# Question #6f8d8

Mar 25, 2015

You simply rearrange the equation so that you get the pressure you want isolated on one side.

The combined gas law equation looks like this

$\frac{P V}{T} = \text{constant}$

You'll use this equation in the form

$\frac{{P}_{1} {V}_{1}}{T} _ 1 = \frac{{P}_{2} {V}_{2}}{T} _ 2$, where

${P}_{1}$, ${V}_{1}$, ${T}_{1}$ - the pressure, volume, and temperature of a gas at an initial state;
${P}_{2}$, ${V}_{2}$, ${T}_{2}$ - the pressure, volume, and temperature of that gas at a different state.

So, let's assume you have a gas that goes from

${P}_{1} = \text{1.0 atm}$, ${V}_{1} = \text{5.0 L}$, and ${T}_{1} = \text{293 K}$, to

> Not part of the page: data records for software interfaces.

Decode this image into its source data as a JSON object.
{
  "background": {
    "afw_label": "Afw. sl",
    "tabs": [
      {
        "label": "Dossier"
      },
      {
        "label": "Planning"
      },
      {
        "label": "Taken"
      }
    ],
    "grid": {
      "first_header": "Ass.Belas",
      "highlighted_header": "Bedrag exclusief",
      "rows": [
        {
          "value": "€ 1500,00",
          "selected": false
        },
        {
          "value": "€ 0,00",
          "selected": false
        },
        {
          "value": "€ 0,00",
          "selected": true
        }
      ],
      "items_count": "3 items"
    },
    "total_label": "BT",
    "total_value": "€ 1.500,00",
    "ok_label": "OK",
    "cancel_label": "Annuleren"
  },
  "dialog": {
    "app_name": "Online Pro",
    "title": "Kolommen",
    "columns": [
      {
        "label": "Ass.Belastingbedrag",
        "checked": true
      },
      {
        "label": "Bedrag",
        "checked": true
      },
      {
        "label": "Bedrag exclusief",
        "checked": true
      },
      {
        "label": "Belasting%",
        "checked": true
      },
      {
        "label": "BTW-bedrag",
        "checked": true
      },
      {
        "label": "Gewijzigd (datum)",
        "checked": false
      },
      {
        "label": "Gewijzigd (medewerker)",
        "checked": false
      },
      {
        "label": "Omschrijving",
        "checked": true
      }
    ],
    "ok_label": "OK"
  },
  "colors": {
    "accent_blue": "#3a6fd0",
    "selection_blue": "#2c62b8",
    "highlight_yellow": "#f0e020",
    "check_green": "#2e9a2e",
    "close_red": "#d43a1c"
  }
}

${P}_{2} = \text{?}$, ${V}_{2} = \text{3.0 L}$, and ${T}_{2} = \text{303 K}$

To determine the pressure of the gas under those new conditions, use the combined gas law like this

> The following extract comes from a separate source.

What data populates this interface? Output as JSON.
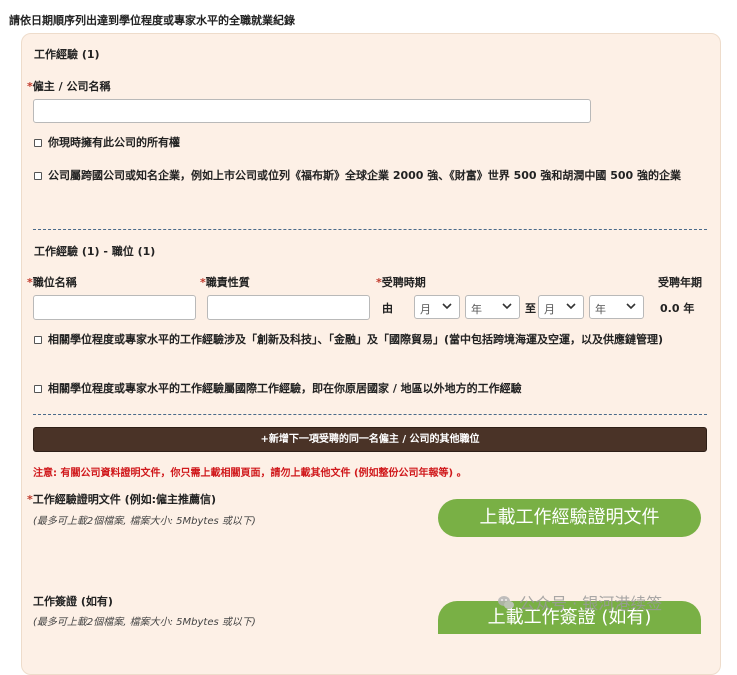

$\frac{{P}_{1} {V}_{1}}{T} _ 1 = \frac{{P}_{2} {V}_{2}}{T} _ 2 \implies {P}_{2} = {T}_{2} / {T}_{1} \cdot {V}_{1} / {V}_{2} \cdot {P}_{1}$

In this case,

${P}_{2} = \text{303 K"/"293 K" * "5.0 L"/"3.0 L" * "1.0 atm" = "1.7 atm}$